## [EXERCISE GOAL]
Skip the pictures and return every entry exactly as written.

[Dataset rows for apps and sites]
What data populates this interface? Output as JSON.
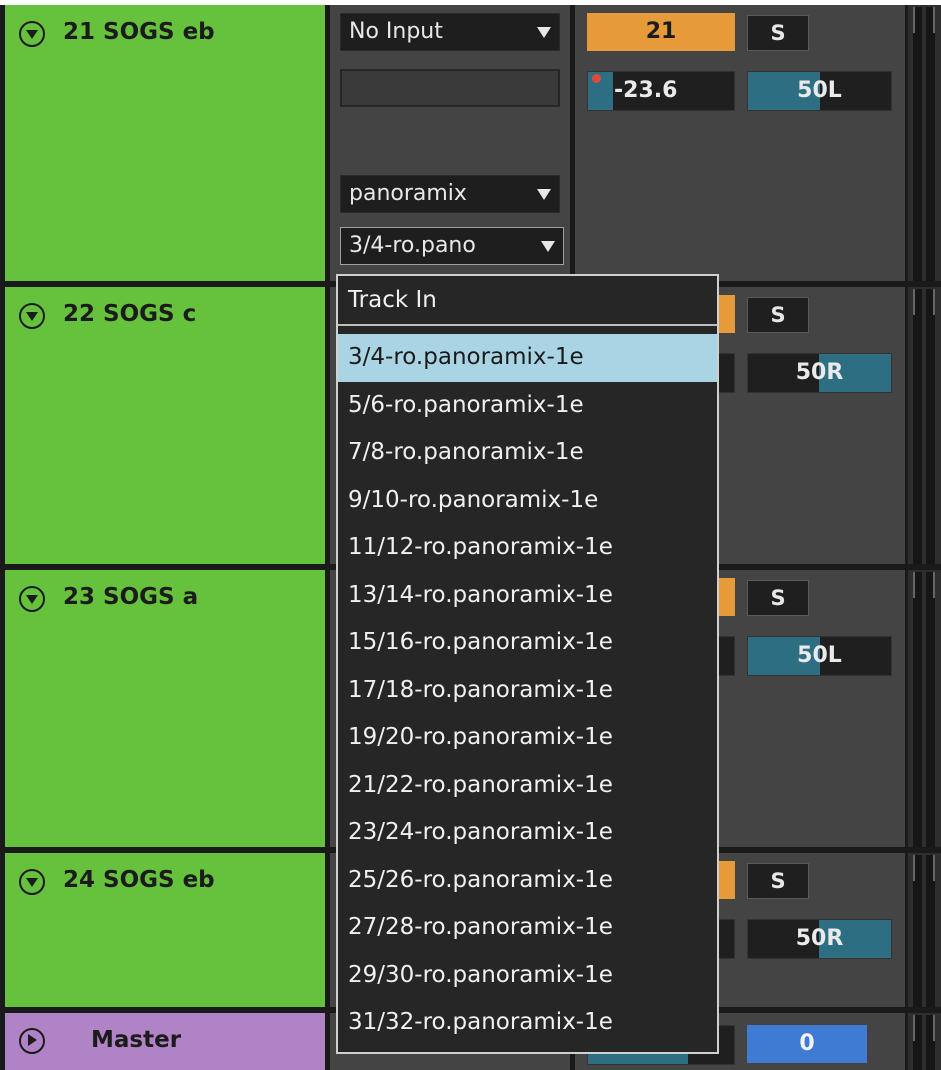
{
  "tracks": [
    {
      "name": "21 SOGS eb",
      "input_type": "No Input",
      "output_type": "panoramix",
      "output_channel": "3/4-ro.pano",
      "number": "21",
      "solo": "S",
      "volume": "-23.6",
      "pan": "50L"
    },
    {
      "name": "22 SOGS c",
      "solo": "S",
      "pan": "50R"
    },
    {
      "name": "23 SOGS a",
      "solo": "S",
      "pan": "50L"
    },
    {
      "name": "24 SOGS eb",
      "solo": "S",
      "pan": "50R"
    }
  ],
  "master": {
    "name": "Master",
    "value": "0"
  },
  "menu": {
    "header": "Track In",
    "selected_index": 0,
    "items": [
      "3/4-ro.panoramix-1e",
      "5/6-ro.panoramix-1e",
      "7/8-ro.panoramix-1e",
      "9/10-ro.panoramix-1e",
      "11/12-ro.panoramix-1e",
      "13/14-ro.panoramix-1e",
      "15/16-ro.panoramix-1e",
      "17/18-ro.panoramix-1e",
      "19/20-ro.panoramix-1e",
      "21/22-ro.panoramix-1e",
      "23/24-ro.panoramix-1e",
      "25/26-ro.panoramix-1e",
      "27/28-ro.panoramix-1e",
      "29/30-ro.panoramix-1e",
      "31/32-ro.panoramix-1e"
    ]
  },
  "colors": {
    "track_green": "#66c23c",
    "master_purple": "#b082c6",
    "track_number_orange": "#e69a3a",
    "master_number_blue": "#3f7bd2",
    "pan_fill_teal": "#2e6e82",
    "menu_selected": "#a9d4e4"
  },
  "icons": {
    "fold_open": "chevron-down-circle-icon",
    "fold_closed": "chevron-right-circle-icon",
    "dropdown": "triangle-down-icon",
    "clip": "clip-indicator-icon"
  }
}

## [OUTPUT BELOW]
What data populates this interface? Output as JSON.
{
  "tracks": [
    {
      "name": "21 SOGS eb",
      "input_type": "No Input",
      "output_type": "panoramix",
      "output_channel": "3/4-ro.pano",
      "number": "21",
      "solo": "S",
      "volume": "-23.6",
      "pan": "50L"
    },
    {
      "name": "22 SOGS c",
      "solo": "S",
      "pan": "50R"
    },
    {
      "name": "23 SOGS a",
      "solo": "S",
      "pan": "50L"
    },
    {
      "name": "24 SOGS eb",
      "solo": "S",
      "pan": "50R"
    }
  ],
  "master": {
    "name": "Master",
    "value": "0"
  },
  "menu": {
    "header": "Track In",
    "selected_index": 0,
    "items": [
      "3/4-ro.panoramix-1e",
      "5/6-ro.panoramix-1e",
      "7/8-ro.panoramix-1e",
      "9/10-ro.panoramix-1e",
      "11/12-ro.panoramix-1e",
      "13/14-ro.panoramix-1e",
      "15/16-ro.panoramix-1e",
      "17/18-ro.panoramix-1e",
      "19/20-ro.panoramix-1e",
      "21/22-ro.panoramix-1e",
      "23/24-ro.panoramix-1e",
      "25/26-ro.panoramix-1e",
      "27/28-ro.panoramix-1e",
      "29/30-ro.panoramix-1e",
      "31/32-ro.panoramix-1e"
    ]
  },
  "colors": {
    "track_green": "#66c23c",
    "master_purple": "#b082c6",
    "track_number_orange": "#e69a3a",
    "master_number_blue": "#3f7bd2",
    "pan_fill_teal": "#2e6e82",
    "menu_selected": "#a9d4e4"
  },
  "icons": {
    "fold_open": "chevron-down-circle-icon",
    "fold_closed": "chevron-right-circle-icon",
    "dropdown": "triangle-down-icon",
    "clip": "clip-indicator-icon"
  }
}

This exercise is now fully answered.